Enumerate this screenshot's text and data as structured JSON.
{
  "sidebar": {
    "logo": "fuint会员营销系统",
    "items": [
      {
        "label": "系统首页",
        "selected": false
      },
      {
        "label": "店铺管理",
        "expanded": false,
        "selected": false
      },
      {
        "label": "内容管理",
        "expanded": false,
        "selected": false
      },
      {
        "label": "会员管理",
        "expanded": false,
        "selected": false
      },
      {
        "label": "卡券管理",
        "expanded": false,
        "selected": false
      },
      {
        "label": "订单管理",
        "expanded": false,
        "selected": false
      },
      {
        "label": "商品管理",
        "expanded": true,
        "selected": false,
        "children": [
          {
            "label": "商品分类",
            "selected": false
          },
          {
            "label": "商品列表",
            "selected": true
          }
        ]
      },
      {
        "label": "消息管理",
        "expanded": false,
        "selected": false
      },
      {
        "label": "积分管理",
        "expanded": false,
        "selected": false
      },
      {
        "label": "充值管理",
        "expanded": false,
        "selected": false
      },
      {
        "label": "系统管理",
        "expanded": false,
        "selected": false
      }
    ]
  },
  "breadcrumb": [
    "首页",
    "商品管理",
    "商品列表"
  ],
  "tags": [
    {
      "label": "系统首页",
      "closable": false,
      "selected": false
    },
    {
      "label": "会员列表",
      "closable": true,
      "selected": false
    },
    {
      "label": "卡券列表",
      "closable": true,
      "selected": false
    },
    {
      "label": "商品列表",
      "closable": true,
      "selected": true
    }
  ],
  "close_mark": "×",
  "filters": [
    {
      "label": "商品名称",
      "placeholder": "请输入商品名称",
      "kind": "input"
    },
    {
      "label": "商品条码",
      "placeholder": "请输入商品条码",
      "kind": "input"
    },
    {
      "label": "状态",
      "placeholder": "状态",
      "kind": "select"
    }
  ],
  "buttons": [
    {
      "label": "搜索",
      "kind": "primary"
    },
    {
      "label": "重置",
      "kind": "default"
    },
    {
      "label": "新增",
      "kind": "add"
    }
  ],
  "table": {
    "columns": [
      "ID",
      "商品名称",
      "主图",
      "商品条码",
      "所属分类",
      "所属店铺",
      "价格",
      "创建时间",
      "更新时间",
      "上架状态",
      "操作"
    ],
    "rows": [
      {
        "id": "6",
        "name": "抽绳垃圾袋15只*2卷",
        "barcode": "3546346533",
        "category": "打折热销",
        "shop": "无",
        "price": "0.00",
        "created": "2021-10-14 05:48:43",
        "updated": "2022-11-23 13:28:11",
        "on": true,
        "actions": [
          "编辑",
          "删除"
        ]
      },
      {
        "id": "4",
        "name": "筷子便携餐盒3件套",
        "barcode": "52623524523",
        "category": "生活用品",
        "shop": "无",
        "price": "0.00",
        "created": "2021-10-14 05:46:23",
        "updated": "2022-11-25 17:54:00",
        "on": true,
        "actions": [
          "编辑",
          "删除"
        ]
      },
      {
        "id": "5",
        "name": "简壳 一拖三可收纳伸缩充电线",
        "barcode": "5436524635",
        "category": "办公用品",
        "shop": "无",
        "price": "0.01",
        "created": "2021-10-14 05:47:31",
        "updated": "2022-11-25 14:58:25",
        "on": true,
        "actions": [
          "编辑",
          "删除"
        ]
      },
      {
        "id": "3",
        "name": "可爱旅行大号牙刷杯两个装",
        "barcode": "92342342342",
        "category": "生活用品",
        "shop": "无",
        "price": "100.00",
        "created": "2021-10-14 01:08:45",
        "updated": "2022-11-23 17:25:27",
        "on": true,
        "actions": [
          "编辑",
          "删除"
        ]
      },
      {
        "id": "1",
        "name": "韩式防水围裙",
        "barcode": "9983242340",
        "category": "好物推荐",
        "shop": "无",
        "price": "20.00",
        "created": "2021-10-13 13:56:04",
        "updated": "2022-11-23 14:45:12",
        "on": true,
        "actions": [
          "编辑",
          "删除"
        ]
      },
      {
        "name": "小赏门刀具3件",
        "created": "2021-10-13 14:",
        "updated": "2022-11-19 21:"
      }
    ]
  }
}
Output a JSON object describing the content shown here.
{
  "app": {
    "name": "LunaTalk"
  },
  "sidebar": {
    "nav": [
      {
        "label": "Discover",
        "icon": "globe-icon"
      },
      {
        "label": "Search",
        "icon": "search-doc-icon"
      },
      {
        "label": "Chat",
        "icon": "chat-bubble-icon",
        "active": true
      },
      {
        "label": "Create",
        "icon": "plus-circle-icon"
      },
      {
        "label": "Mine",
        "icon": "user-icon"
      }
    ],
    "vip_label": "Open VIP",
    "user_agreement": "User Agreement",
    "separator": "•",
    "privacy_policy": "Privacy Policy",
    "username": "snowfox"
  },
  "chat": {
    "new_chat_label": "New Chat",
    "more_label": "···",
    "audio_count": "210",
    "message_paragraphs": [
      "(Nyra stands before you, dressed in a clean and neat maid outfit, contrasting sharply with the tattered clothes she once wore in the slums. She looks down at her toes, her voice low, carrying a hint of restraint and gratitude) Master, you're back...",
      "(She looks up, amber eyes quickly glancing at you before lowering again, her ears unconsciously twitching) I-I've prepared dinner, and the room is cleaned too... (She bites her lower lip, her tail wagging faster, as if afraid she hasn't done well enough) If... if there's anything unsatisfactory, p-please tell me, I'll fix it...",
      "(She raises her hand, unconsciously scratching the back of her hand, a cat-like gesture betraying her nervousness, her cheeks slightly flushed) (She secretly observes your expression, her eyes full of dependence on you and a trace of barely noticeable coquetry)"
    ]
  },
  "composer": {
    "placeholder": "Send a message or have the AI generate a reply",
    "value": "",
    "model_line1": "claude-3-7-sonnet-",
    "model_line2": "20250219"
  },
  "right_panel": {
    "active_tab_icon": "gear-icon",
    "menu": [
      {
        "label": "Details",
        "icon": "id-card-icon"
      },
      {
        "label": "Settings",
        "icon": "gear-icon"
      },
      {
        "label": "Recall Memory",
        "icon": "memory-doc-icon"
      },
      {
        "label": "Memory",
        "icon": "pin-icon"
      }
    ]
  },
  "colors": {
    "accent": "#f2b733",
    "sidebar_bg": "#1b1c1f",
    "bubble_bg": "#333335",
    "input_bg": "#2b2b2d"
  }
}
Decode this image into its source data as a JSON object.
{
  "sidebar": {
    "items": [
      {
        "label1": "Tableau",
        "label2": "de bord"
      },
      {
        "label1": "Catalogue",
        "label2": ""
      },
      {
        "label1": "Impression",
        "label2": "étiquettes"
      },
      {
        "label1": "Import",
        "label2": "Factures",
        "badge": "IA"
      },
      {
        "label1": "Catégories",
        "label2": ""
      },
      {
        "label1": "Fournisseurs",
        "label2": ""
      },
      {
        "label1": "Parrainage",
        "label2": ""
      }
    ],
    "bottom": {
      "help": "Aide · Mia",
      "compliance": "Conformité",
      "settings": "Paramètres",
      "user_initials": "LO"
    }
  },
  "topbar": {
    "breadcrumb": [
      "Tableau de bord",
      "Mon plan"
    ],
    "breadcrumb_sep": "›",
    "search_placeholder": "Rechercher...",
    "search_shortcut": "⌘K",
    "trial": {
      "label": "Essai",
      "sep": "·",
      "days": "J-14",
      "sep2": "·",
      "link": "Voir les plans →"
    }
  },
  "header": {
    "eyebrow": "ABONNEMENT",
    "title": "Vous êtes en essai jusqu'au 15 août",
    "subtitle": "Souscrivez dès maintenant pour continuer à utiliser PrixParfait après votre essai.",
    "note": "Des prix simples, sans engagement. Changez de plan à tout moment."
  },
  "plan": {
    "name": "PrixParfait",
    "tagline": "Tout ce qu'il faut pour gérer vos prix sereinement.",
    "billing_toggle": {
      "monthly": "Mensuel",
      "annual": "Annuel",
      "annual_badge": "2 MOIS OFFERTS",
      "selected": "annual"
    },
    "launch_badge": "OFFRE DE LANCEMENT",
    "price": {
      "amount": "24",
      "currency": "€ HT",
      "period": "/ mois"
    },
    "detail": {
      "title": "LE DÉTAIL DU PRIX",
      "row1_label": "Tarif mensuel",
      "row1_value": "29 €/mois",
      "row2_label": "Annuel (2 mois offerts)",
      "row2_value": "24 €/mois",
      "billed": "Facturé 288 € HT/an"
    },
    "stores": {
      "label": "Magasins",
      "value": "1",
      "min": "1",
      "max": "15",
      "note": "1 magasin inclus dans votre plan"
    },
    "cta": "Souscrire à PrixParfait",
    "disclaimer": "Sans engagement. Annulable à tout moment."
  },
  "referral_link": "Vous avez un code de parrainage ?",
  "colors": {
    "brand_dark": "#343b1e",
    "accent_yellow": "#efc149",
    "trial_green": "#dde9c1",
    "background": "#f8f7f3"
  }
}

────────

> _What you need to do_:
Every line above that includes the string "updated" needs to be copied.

> _Result below_:
        "updated": "2022-11-23 13:28:11",
        "updated": "2022-11-25 17:54:00",
        "updated": "2022-11-25 14:58:25",
        "updated": "2022-11-23 17:25:27",
        "updated": "2022-11-23 14:45:12",
        "updated": "2022-11-19 21:"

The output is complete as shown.